It is during this week’s ill-timed, blindsiding setback that I find myself at a crossroad and reflecting on what I learned from the sensei. I can absorb the hit and allow myself to get struck down. I can plunge deeper into the identity of “victim of circumstance.” I can lay there in the calm of the aftermath but soon I will fall into a downward spiral, gaining momentum that will eventually become to powerful to resist and impossible to rise against. Or I can maintain my presence of mind during the crisis and redirect the damning energy into a productive force to help me not only out of this event but to use that momentum to defeat prior negative circumstances.
One of those paths at the crossroad is infinitely more appealing. One person is in charge of making that choice. I need to have faith in her…and faith has a way of only showing up when one is being tested.
Today is International Holocaust Remembrance Day. On January 27, 1945, the largest Nazi death camp at Auschwitz-Birkenau was liberated. In 2005, the United Nations General Assembly designated January 27th as the day we remember the six million lives that were cruelly ended because of intolerance and hate gone wild.
On January 27, 1930, my Mama was born on a kitchen table in The Bronx to her parents who fled Jewish persecution in Russia, years before the rise of the Third Reich. She did not practice Judaism but always identified herself as a Jew and proudly shared the culture with me as she raised me. She told me of the horrors of persecution through the ages but she always focused on the fact that we come from a long line of survivors who for thousands of years not only beat all odds by merely existing, but who found joy in life.

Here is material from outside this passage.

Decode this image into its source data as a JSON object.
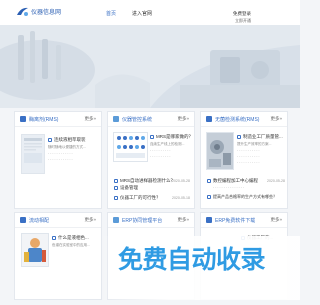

In 2005, my Mama left this world. In her coffin I placed in her hand her favorite earthly delights: a pack of Pall Mall red, no filters (which was the culprit behind Mama leaving me so soon), chocolate covered cherries with all liquid centers, Joyva marble halvah and song sheets for all the good old songs she’d sing with her brother. I kept the memories here…in my heart. Since 2005, I remember my Yiddisha Mama.
I find the coincidence of International Holocaust Remembrance Day occurring on her birthday and it being declared the year she died, strange…but very fitting.
Today, remember to be kind to one another. Honor this day.
As I write this, it is the final half-hour of the day that marks the first anniversary of the day my entire life changed. One year ago tonight I was told something so heinous that it caused me to question every prior moment of my life. Right now, it is not important that I tell you exactly what it was that was said. Even if it was, I wouldn’t be able to. A year later, the wound is too fresh.
August 17, 2008. I didn’t think that I would ever be able to smile again. I thought my life was over. As it turns out, I was half right. My life as I had known it was indeed over, but that is not a bad thing. Not only can I smile, but my life is filled with laughter now.
I can go on and on but I won’t. I will just leave you with one of the greatest lessons I learned from this whole thing. Don’t give up hope, no matter how bleak things may seem or how alone you might feel. Things will get better. You will be able to laugh again one day.